Fashion + Our Oceans

What Fashion Brands Are Doing to Protect Our Ocean

Firstly, what is actually going on in our oceans? Well, it’s no surprise that there is a real worry and fear of what damaging effects we have already done. They’re clogged with plastic, other debris, and are overfished. Us as humans are destroying their ecosystem and polluting the waters.

Did you know that an estimated 12.7 million tonnes of plastic pollutes our oceans every year?”

Charlie Teather

Statistics show that by 2050 there will be more plastic than fish in the seas! It’s so heartbreaking seeing the damaging effects caused by our selfishness. When we look at how much plastic is in our ocean and how many animals in the sea are consuming it, we need to take serious action – just to take one frightening statistic – over 90% of sea turtles have been found to have plastic inside them.

Where is the plastic coming from?

Not everybody is educated on the pollution of plastic and how to effectively and correctly recycle. Once plastic is in the ocean it decomposes very slowly, creating micro plastics which is incredibly harmful to all sea life. The three main ways plastic is entering the ocean is from; littering, throwing plastic in the bin when it can be recycled, and products going down the drain such as wet wipes or cotton buds. Even though you make think you are being sustainable and recycling, some products might be missed, which could really help and avoid that extra plastic in the ocean.

ASOS

Fashion retailers such as ASOS operate 100% online, meaning that their customers will receive their plastic mailbags via the post, and on average the brand uses around 71 million mailbags a year. This is a major consumption towards the plastic in our oceans and that’s why ASOS has set their aims high on an ongoing sustainability journey by becoming members of the Ellen MacArthur Plastics Economy.

This journey consists of 100% of plastic packaging to be reusable, recyclable, or compostable by 2025. ASOS will do this by removing all non-recyclable plastic from their brand. So, the impact this will have on our oceans is huge, as all customers purchasing from ASOS can confidently recycle all their packaging knowing they are not damaging the oceans further.

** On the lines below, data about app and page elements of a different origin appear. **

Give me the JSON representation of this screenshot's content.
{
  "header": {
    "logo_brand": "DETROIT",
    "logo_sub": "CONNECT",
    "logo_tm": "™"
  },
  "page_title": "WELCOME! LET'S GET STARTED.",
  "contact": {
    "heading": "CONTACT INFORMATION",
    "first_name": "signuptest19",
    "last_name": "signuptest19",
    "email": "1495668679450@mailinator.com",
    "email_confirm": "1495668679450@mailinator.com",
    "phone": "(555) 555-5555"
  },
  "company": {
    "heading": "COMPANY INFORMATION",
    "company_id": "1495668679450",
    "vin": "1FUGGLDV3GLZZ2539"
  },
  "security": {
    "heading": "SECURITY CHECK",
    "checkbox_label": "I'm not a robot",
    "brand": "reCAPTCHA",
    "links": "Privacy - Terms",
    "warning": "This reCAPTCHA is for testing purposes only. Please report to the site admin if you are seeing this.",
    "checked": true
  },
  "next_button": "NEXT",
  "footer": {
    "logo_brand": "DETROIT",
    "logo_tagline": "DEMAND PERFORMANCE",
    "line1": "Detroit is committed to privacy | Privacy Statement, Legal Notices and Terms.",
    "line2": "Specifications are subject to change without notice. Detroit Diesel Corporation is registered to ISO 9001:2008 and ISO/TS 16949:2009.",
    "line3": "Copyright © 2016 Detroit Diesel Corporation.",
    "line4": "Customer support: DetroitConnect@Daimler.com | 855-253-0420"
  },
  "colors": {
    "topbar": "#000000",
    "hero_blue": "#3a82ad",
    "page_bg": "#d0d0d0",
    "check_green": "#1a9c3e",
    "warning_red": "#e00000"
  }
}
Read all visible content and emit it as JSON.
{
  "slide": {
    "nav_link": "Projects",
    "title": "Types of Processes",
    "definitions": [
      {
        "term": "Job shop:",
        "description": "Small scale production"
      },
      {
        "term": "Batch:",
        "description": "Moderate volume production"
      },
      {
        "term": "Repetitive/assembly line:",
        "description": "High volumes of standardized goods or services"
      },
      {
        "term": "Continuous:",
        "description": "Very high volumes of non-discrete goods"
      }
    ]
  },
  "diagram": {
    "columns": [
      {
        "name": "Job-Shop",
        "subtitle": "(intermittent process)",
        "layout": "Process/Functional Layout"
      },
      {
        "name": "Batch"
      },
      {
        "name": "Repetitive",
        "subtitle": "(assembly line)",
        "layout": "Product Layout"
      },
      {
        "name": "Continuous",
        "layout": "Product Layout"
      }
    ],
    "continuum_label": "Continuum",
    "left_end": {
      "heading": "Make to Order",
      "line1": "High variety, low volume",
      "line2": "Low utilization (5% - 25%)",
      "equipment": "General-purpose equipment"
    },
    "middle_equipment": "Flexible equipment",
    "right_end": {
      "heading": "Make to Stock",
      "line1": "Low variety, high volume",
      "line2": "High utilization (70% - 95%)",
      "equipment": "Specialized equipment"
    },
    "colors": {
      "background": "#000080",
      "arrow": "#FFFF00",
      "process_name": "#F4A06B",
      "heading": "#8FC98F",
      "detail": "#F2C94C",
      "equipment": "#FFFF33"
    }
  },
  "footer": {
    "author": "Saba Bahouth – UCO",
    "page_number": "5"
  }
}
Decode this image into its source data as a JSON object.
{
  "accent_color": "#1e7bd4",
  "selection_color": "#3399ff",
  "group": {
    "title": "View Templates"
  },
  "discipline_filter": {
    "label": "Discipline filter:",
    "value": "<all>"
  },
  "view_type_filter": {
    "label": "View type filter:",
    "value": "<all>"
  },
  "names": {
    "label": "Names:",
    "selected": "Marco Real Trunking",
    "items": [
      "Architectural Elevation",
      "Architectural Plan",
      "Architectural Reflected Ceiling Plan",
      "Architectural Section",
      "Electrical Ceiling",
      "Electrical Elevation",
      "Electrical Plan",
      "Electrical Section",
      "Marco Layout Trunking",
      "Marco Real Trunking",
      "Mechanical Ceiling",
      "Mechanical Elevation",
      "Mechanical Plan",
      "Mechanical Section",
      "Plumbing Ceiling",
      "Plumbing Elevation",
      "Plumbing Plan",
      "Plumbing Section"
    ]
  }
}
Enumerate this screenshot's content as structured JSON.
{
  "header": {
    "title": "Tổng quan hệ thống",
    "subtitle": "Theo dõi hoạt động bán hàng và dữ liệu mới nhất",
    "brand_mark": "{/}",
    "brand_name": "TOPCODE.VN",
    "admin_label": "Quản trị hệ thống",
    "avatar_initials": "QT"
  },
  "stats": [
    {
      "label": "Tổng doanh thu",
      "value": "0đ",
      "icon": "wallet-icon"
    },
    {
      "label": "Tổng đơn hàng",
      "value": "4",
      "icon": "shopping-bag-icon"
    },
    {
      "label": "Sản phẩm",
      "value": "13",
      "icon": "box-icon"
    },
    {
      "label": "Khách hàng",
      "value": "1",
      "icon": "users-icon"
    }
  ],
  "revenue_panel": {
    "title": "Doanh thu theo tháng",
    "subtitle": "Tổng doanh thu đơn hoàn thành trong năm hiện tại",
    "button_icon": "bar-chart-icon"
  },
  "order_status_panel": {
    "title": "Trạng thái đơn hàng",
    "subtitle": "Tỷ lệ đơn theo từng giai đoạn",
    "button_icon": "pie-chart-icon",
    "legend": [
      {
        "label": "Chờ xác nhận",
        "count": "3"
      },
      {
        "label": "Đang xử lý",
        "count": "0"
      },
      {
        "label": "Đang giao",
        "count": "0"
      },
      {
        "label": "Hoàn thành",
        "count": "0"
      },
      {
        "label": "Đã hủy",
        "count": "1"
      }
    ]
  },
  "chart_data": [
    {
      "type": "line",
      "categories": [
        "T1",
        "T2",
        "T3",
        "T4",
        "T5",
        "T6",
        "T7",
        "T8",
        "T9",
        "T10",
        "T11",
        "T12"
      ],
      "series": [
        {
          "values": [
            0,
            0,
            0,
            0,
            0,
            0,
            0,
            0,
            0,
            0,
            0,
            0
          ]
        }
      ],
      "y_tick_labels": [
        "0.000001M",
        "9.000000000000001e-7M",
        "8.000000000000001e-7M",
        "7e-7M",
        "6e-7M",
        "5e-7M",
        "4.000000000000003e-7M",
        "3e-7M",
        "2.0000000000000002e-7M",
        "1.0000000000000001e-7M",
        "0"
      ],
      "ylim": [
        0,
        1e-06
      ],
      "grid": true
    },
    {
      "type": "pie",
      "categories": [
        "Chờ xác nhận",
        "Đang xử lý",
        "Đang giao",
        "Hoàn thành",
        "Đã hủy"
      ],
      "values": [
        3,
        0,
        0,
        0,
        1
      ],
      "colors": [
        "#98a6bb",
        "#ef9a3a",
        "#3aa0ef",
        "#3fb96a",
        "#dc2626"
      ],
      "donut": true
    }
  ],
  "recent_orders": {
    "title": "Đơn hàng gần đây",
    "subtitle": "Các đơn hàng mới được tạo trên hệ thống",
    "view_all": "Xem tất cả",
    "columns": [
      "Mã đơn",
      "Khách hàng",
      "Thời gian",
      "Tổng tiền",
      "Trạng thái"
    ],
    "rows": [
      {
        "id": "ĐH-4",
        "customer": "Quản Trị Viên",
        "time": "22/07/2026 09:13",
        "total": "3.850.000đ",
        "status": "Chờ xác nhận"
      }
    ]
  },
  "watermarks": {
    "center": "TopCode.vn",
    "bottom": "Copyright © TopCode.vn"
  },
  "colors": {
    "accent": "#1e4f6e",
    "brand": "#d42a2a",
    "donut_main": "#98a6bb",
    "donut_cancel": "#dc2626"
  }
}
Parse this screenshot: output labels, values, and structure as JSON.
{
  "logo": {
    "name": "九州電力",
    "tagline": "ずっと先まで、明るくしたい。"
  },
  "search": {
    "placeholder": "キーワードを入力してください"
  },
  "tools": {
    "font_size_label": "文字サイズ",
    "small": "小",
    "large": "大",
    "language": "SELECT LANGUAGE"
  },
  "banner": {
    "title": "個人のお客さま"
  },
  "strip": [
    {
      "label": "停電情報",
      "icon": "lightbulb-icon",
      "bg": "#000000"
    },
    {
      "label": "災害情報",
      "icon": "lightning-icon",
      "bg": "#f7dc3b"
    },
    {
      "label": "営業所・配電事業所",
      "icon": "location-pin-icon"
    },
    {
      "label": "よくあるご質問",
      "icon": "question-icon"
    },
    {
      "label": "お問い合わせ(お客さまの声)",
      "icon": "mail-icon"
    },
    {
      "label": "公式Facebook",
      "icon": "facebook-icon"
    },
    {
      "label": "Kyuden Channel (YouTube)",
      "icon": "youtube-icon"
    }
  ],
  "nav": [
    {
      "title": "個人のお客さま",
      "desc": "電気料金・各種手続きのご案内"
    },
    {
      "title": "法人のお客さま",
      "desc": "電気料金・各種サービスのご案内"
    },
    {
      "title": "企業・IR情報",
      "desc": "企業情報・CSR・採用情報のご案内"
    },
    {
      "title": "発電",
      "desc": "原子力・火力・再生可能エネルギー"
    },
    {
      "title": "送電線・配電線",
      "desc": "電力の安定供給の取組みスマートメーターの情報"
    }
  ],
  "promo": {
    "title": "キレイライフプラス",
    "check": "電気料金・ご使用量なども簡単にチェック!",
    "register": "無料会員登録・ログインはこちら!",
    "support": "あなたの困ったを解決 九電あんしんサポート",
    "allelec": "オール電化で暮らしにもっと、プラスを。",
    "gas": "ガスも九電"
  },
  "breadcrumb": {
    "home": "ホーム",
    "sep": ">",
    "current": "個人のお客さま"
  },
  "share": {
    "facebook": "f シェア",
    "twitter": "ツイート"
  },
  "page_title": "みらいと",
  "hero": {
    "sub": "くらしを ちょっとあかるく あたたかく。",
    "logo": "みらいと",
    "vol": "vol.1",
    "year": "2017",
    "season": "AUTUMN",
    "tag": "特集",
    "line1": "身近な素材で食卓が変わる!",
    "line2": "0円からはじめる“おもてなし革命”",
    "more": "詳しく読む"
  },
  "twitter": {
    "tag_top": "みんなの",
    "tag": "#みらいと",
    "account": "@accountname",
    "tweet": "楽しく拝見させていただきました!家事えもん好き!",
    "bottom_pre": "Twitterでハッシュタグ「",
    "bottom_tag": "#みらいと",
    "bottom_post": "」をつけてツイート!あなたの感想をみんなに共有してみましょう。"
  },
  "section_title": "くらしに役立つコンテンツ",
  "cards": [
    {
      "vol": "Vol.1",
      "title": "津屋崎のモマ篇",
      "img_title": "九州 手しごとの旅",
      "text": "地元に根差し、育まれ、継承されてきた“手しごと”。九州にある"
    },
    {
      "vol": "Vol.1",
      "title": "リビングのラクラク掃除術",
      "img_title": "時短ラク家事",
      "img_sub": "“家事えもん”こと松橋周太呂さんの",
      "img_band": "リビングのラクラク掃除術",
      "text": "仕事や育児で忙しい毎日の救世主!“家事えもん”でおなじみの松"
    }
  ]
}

TALA

TALA is a fairly new sustainable fashion brand, with all their items of clothing created from certified recycled materials and all their plastic packaging 100% recyclable. TALA sell a wide range of gym clothing and loungewear at an affordable price. The way they’re protecting the ocean is by controlling their manufacturing process from start to finish with the right people, who identify with their values on being sustainable and saving the environment.

It’s so exciting to see a fresh brand with new ideas. Even the tags attached to the items of clothing can be planted as they are filled with seeds! It puts customers at ease knowing their money is being spent on helping save the oceans and environment, rather than destroying it.

WOLVEN

It seems to be many more fashion brands are on board with their customers desire to shop more sustainably, and one brand that really stood out was Wolven. When shopping on their website, in the description of each item it states how many recycled bottles that specific item of clothing is made from. This really inspires and motivates their customers to shop more wisely, educating themselves to think more conscientiously. For every order made on the Wolven website, over one pound of ocean-bound plastic is collected.

Change in attitude?

More, now than ever, it’s so important to protect our ocean and to focus on the future. Working towards these goals of changing how we all live and how we carelessly over-consume.

“I think we are changing our habits, and the world is waking up to what we’ve done to the planet.”

David Attenborough

The fashion industry has made a start on beginning to protect our ocean, reduce waste, and tackle sustainability. More and more brands are getting involved, and the actions being taken to save our ocean look gather more momentum each day.

%d bloggers like this: